Organising, containing, tidying, carrying.
I’m fascinated by the ways in which containers and vessels are themselves transported and stored, and by the potential for objects generated by human activity to both enable and work to the detriment of movement and 'progress'.
This interest in where and how the distinction between a cultural artefact and a piece of detritus sits extends to chains of decay and reuse: whether that’s thinking about landfill and boxes in the attic, or Philip Guston’s ‘crapola’, or prehistoric midden heaps, compost bins and stock cooked from bones, or how people once used and reused rags.
With castle (dog-box), I wanted to see how a pile of ‘leftover’ objects might provide a way to unpack a situation or event; like an inventory notating a life that has been lived, or grave goods in a tomb acting as provision for a less tangible journey or existence to come.

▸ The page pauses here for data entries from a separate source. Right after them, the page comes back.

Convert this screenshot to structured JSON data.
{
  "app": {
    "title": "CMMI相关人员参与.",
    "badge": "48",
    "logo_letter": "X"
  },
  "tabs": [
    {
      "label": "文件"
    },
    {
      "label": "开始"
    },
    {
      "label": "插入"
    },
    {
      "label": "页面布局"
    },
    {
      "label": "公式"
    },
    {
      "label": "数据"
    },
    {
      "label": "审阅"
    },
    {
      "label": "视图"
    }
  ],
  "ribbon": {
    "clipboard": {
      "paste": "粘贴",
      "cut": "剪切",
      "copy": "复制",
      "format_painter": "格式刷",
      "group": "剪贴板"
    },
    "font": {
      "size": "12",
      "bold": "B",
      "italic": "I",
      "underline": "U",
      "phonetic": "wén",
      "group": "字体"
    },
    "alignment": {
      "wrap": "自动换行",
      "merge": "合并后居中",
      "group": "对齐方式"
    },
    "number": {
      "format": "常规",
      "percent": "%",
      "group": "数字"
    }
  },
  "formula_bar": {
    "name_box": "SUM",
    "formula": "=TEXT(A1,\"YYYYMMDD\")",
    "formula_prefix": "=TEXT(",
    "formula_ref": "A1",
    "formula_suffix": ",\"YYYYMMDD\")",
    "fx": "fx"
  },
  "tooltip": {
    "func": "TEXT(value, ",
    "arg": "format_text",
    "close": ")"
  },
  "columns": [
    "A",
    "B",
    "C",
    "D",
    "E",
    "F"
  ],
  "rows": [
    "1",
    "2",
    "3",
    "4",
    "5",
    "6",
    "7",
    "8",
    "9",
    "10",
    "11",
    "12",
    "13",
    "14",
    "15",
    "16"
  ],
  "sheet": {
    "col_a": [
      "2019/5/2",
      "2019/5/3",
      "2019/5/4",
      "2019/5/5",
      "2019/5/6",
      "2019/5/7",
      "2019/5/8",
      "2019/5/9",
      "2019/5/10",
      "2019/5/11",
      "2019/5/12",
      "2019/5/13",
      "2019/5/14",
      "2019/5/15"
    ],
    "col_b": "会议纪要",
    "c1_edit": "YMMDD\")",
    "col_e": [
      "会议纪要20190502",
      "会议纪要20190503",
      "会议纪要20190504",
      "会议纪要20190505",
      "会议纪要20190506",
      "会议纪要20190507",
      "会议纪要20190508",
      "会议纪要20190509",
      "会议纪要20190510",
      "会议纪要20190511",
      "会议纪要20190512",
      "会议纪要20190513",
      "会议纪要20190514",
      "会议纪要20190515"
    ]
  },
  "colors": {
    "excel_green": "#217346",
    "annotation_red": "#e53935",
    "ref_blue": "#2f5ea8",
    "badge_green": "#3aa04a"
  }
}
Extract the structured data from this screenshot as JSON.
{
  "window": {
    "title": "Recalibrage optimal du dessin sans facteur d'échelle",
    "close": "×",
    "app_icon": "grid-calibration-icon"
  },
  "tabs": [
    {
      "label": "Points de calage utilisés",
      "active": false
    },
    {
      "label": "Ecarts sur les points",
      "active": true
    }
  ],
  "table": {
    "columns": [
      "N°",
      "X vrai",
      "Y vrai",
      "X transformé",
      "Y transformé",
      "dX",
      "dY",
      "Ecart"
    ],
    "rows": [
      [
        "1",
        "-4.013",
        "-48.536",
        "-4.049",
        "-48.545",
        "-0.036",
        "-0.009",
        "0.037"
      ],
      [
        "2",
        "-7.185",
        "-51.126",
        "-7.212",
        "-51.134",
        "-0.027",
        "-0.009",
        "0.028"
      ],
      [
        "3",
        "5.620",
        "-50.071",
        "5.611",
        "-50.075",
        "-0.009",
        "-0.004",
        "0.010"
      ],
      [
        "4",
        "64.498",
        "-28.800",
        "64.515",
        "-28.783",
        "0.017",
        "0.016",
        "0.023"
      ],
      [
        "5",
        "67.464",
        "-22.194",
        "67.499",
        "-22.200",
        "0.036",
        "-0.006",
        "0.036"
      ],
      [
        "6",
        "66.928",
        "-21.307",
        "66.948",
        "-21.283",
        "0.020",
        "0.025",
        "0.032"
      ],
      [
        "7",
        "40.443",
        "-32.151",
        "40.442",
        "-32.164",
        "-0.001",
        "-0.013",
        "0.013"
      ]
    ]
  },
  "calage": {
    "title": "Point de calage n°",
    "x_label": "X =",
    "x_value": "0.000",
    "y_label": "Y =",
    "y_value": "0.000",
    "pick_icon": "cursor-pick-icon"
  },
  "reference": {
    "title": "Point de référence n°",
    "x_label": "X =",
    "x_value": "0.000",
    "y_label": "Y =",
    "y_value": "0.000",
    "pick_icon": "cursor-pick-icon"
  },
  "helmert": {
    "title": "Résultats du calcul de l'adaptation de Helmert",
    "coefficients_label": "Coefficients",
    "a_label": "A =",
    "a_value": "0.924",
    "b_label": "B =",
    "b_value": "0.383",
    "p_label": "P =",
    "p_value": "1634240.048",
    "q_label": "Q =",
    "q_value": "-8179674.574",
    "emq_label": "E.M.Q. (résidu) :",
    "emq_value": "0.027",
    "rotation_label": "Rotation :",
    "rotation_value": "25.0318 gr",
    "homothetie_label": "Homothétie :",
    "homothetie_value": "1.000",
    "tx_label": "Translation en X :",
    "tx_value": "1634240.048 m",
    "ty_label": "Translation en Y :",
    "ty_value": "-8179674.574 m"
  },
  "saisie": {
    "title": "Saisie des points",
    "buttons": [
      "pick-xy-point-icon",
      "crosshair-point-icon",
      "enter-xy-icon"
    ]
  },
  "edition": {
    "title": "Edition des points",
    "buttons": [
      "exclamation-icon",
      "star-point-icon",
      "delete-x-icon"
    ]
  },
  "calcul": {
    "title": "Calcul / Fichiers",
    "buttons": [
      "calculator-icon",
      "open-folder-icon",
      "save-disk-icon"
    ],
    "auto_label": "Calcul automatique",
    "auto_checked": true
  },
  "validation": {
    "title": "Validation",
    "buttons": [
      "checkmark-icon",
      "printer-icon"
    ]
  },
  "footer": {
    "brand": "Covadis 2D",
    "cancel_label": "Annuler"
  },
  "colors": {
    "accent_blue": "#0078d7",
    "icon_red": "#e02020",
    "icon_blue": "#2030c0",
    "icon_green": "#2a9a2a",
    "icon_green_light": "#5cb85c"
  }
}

Otherwise, I’ll be spying on dogs. Scheming on how to suck them into another dimension. All for me.
I keep coming back to old images of polar explorers and travelling pedlars all lumbered up with their equipment. And to imagining big piles of tat and red rubber dog bones.
This box has acted as a vessel for my interests over the past couple of months. I needed a framework open enough to accommodate new works, ideas, and adaptations as they came up, but together enough to examine all these things alongside one another... a modular container to be packed up and unpacked and then packed again in various configurations.
In the future, I can imagine using it as a mobile station for printmaking workshops and storytelling sessions. Or as a pot-stand in the garden.